**What to do**
Repeat the data exactly as given below, dropping every picture.

**Source records**
****
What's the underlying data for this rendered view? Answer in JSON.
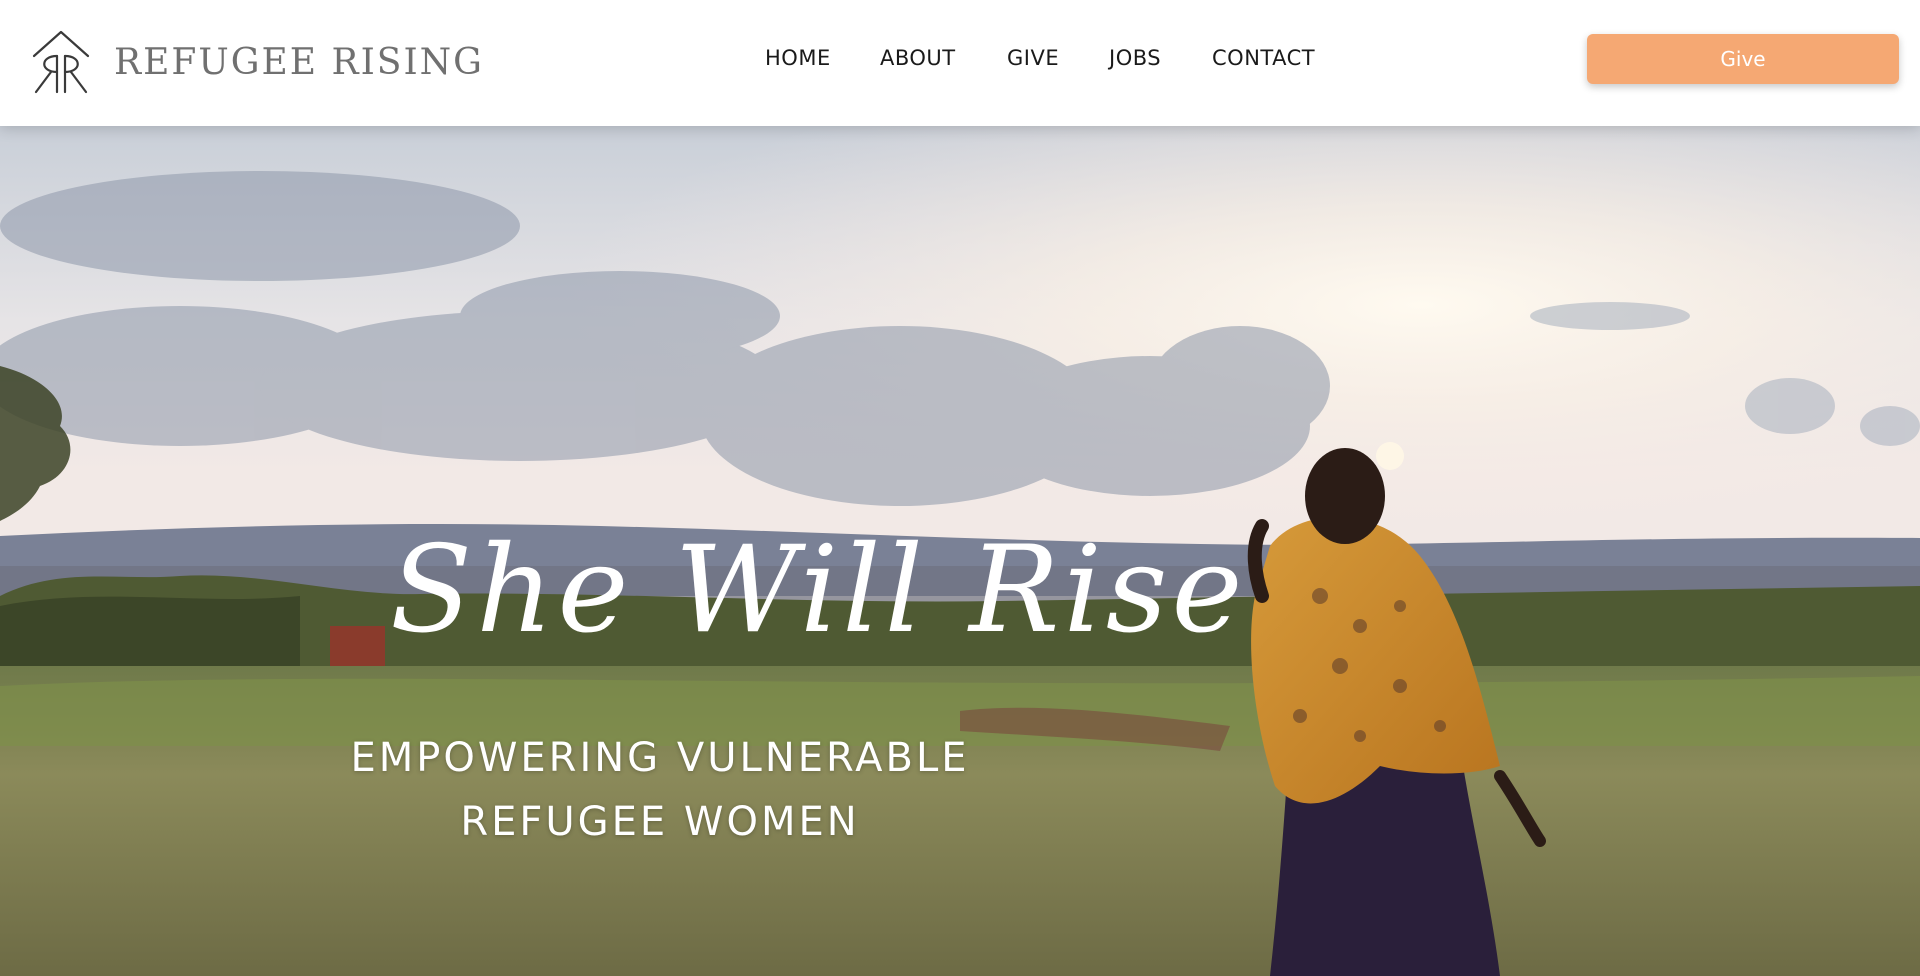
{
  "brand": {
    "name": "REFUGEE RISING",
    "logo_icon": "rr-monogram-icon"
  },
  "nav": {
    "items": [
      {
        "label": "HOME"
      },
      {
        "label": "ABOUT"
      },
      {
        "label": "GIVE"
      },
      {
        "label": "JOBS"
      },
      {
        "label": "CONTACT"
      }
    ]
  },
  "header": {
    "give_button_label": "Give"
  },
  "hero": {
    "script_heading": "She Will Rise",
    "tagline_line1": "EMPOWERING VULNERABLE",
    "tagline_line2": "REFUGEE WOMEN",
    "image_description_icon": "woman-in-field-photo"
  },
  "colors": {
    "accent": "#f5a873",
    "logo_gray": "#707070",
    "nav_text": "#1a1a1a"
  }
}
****
**Answer box**
What's the underlying data for this rendered view? Answer in JSON.
{
  "brand": {
    "name": "REFUGEE RISING",
    "logo_icon": "rr-monogram-icon"
  },
  "nav": {
    "items": [
      {
        "label": "HOME"
      },
      {
        "label": "ABOUT"
      },
      {
        "label": "GIVE"
      },
      {
        "label": "JOBS"
      },
      {
        "label": "CONTACT"
      }
    ]
  },
  "header": {
    "give_button_label": "Give"
  },
  "hero": {
    "script_heading": "She Will Rise",
    "tagline_line1": "EMPOWERING VULNERABLE",
    "tagline_line2": "REFUGEE WOMEN",
    "image_description_icon": "woman-in-field-photo"
  },
  "colors": {
    "accent": "#f5a873",
    "logo_gray": "#707070",
    "nav_text": "#1a1a1a"
  }
}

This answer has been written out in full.